Blacks must embrace the business world - entrepreneur
Poppy Brady, Contributor
THE Black community has to embrace the business world in order to thrive both in Britain and the Caribbean, urged a Birmingham entrepreneur during a Caribbean Question Time debate in the city.
It was the third in a series of four debates across the UK, hosted by the Jamaica National Building Society (JNBS), to give members of the Caribbean community the chance to highlight important issues in the run-up to the general election.
Business leader Tony Sealey was among four Birmingham panellists who included Lord Bill Morris of Handsworth, Bishop Dr Derek Webley, chairman of the West Midlands Police Authority, Canon Eve Pitts, Britain's first black woman priest, and Sharon Pennant, a prospective Conservative candidate for Birmingham City Council's Ladywood ward. The event was moderated by Bishop Dr Joe Aldred.
Issues up for debate ranged from the so-called special relationship between the UK and the Caribbean, to the prospect of Britain electing a black prime minister, immigration, education and the UK's mental health system.
But throughout the two-hour debate in Birmingham's Council Chamber, the discussion returned several times to the black community's lack of economic development, which everyone saw as an "economic imperative" to create wealth both here and in the Caribbean.
Tony Sealey said: "In 2001, the Caribbean community in the UK had the lowest rate of self-employment in the country. In 2009, this situation has not changed. We must create wealth in our community and invest here and in the Caribbean. We are, as a community, the most economically inactive and this has to change. It's crucial that we are successful in senior management positions."
Lord Morris added: "In economic development we have not moved forward and that is our empowering mechanism. We have to take responsibility for ourselves - and then change the system when it fails us."
But Camille Ade-John said she felt the black community had lost its "collective response".
She said: "We used to be able to support people to get to strategic positions in the city but now that has gone."
Businessman Collin Lawson spoke of how he had realised early on that the only way he would succeed was to be his own employer, as racism is still out there.
"We are not expected to achieve," he said. "But when you fall, you have to get back up there - you have to help yourself."

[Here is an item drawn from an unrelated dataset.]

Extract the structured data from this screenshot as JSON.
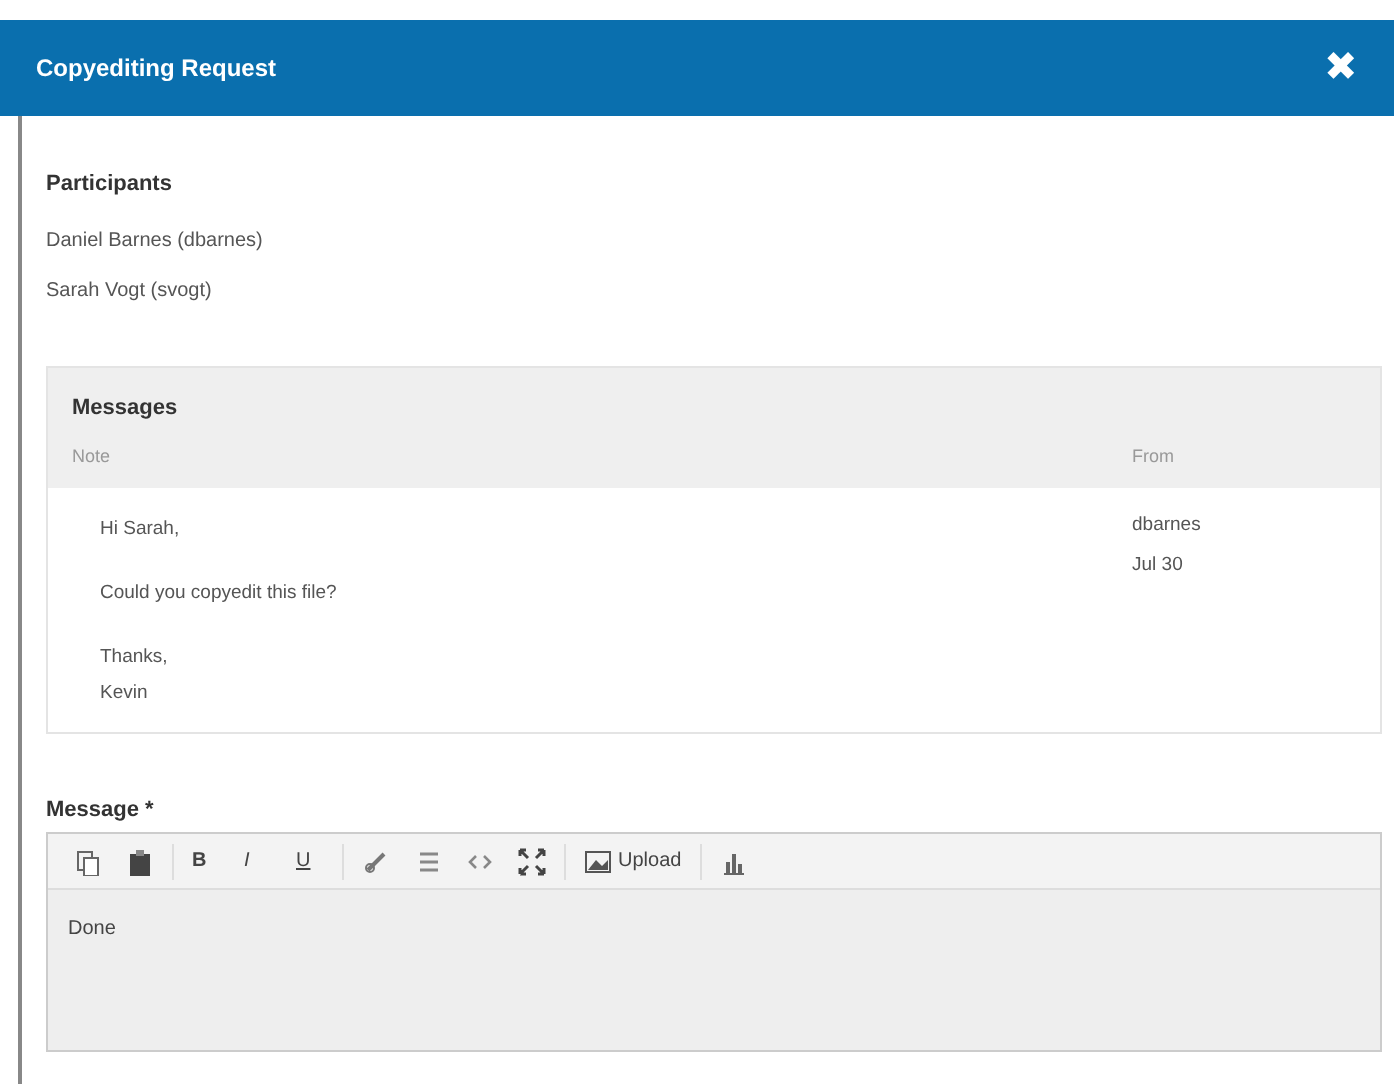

Sharon Pennant had earlier said she felt institutional racism was still an issue. She said: "We would be living in denial if we denied it exists."

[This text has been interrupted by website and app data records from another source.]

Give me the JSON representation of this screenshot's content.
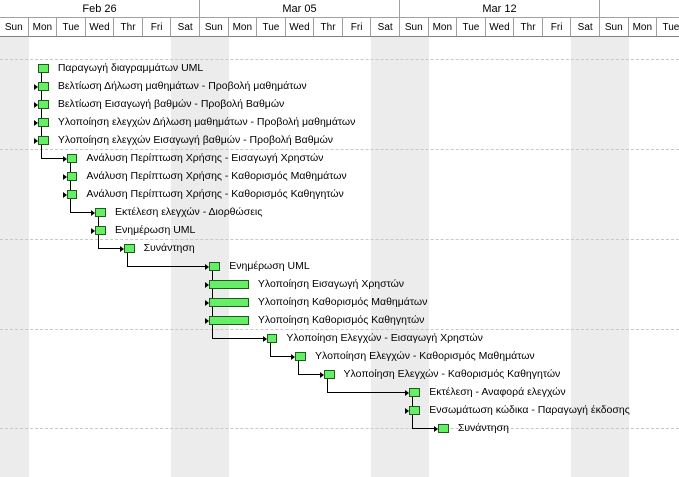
{
  "weeks": [
    "Feb 26",
    "Mar 05",
    "Mar 12",
    ""
  ],
  "days": [
    "Sun",
    "Mon",
    "Tue",
    "Wed",
    "Thr",
    "Fri",
    "Sat",
    "Sun",
    "Mon",
    "Tue",
    "Wed",
    "Thr",
    "Fri",
    "Sat",
    "Sun",
    "Mon",
    "Tue",
    "Wed",
    "Thr",
    "Fri",
    "Sat",
    "Sun",
    "Mon",
    "Tue"
  ],
  "tasks": [
    {
      "label": "Παραγωγή διαγραμμάτων UML",
      "start_day": 1.33,
      "end_day": 1.71
    },
    {
      "label": "Βελτίωση Δήλωση μαθημάτων - Προβολή μαθημάτων",
      "start_day": 1.33,
      "end_day": 1.71
    },
    {
      "label": "Βελτίωση Εισαγωγή βαθμών - Προβολή Βαθμών",
      "start_day": 1.33,
      "end_day": 1.71
    },
    {
      "label": "Υλοποίηση ελεγχών Δήλωση μαθημάτων - Προβολή μαθημάτων",
      "start_day": 1.33,
      "end_day": 1.71
    },
    {
      "label": "Υλοποίηση ελεγχών Εισαγωγή βαθμών - Προβολή Βαθμών",
      "start_day": 1.33,
      "end_day": 1.71
    },
    {
      "label": "Ανάλυση Περίπτωση Χρήσης - Εισαγωγή Χρηστών",
      "start_day": 2.33,
      "end_day": 2.71
    },
    {
      "label": "Ανάλυση Περίπτωση Χρήσης - Καθορισμός Μαθημάτων",
      "start_day": 2.33,
      "end_day": 2.71
    },
    {
      "label": "Ανάλυση Περίπτωση Χρήσης - Καθορισμός Καθηγητών",
      "start_day": 2.33,
      "end_day": 2.71
    },
    {
      "label": "Εκτέλεση ελεγχών - Διορθώσεις",
      "start_day": 3.33,
      "end_day": 3.71
    },
    {
      "label": "Ενημέρωση UML",
      "start_day": 3.33,
      "end_day": 3.71
    },
    {
      "label": "Συνάντηση",
      "start_day": 4.33,
      "end_day": 4.71
    },
    {
      "label": "Ενημέρωση UML",
      "start_day": 7.33,
      "end_day": 7.71
    },
    {
      "label": "Υλοποίηση Εισαγωγή Χρηστών",
      "start_day": 7.33,
      "end_day": 8.71
    },
    {
      "label": "Υλοποίηση Καθορισμός Μαθημάτων",
      "start_day": 7.33,
      "end_day": 8.71
    },
    {
      "label": "Υλοποίηση Καθορισμός Καθηγητών",
      "start_day": 7.33,
      "end_day": 8.71
    },
    {
      "label": "Υλοποίηση Ελεγχών -  Εισαγωγή Χρηστών",
      "start_day": 9.33,
      "end_day": 9.71
    },
    {
      "label": "Υλοποίηση Ελεγχών - Καθορισμός Μαθημάτων",
      "start_day": 10.33,
      "end_day": 10.71
    },
    {
      "label": "Υλοποίηση Ελεγχών  - Καθορισμός Καθηγητών",
      "start_day": 11.33,
      "end_day": 11.71
    },
    {
      "label": "Εκτέλεση - Αναφορά ελεγχών",
      "start_day": 14.33,
      "end_day": 14.71
    },
    {
      "label": "Ενσωμάτωση κώδικα - Παραγωγή έκδοσης",
      "start_day": 14.33,
      "end_day": 14.71
    },
    {
      "label": "Συνάντηση",
      "start_day": 15.33,
      "end_day": 15.71
    }
  ],
  "links": [
    [
      0,
      1
    ],
    [
      1,
      2
    ],
    [
      2,
      3
    ],
    [
      3,
      4
    ],
    [
      4,
      5
    ],
    [
      5,
      6
    ],
    [
      6,
      7
    ],
    [
      7,
      8
    ],
    [
      8,
      9
    ],
    [
      9,
      10
    ],
    [
      10,
      11
    ],
    [
      11,
      12
    ],
    [
      11,
      13
    ],
    [
      11,
      14
    ],
    [
      14,
      15
    ],
    [
      15,
      16
    ],
    [
      16,
      17
    ],
    [
      17,
      18
    ],
    [
      18,
      19
    ],
    [
      19,
      20
    ]
  ],
  "colors": {
    "bar_fill": "#66ee66",
    "bar_border": "#1c5c1c",
    "weekend": "#ececec",
    "grid": "#a0a0a0"
  }
}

However, everyone agreed it was essential for members of the black community to make sure they have their say and vote at the general election.
Canon Eve Pitts said: "The Labour Party has taken the black vote for granted over the years and in turn the community has lost confidence in politics. This is because politics has moved away from ordinary people - politicians must engage with people on issues which matter to them."
On Britain welcoming a black prime minister, Bishop Dr Webley recalled the inspirational day he witnessed the inauguration of US President Barack Obama and said it was indeed possible in the UK.
But Canon Pitts emphasised that many young black people were still not sure of their identity - of whether they were Caribbean or English. "The Englishness question needs to be resolved," she said.
Most of the panel believed that the so-called "special relationship" between the UK and the Caribbean did not really exist, but was rather some outdated fantasy.
Bishop Webley said: "I think perhaps the relationship was only special until it was decided overnight to introduce visa regulations without even consulting the Jamaican High Commission."
While Tony Sealey added: "There was never a special relationship - only an economic one, and that's the reason we're all here today."
Derek Douglas, of the Jamaican diaspora, wanted to know what the Jamaican government was doing to encourage investment potential.
Dr Joe Aldred chipped in that possibly the Caribbean's only special relationship was now with China.
On the issue of education, Tony Sealey said he felt many black boys were "lost in a cultural maze", but felt it was often too easy to blame the system.
Lord Bill Morris, who is patron of Black Boys Can, said home life also played a big part in children's lives, being the place where attitudes and behaviour were formed.
In closing the debate, Earl Jarrett, general manager of JNBS, said: "Tonight has been about creating a pathway to take action. It is not just about the system - it is about your participation in that system. We have to take more specific action and get more political representatives around the table."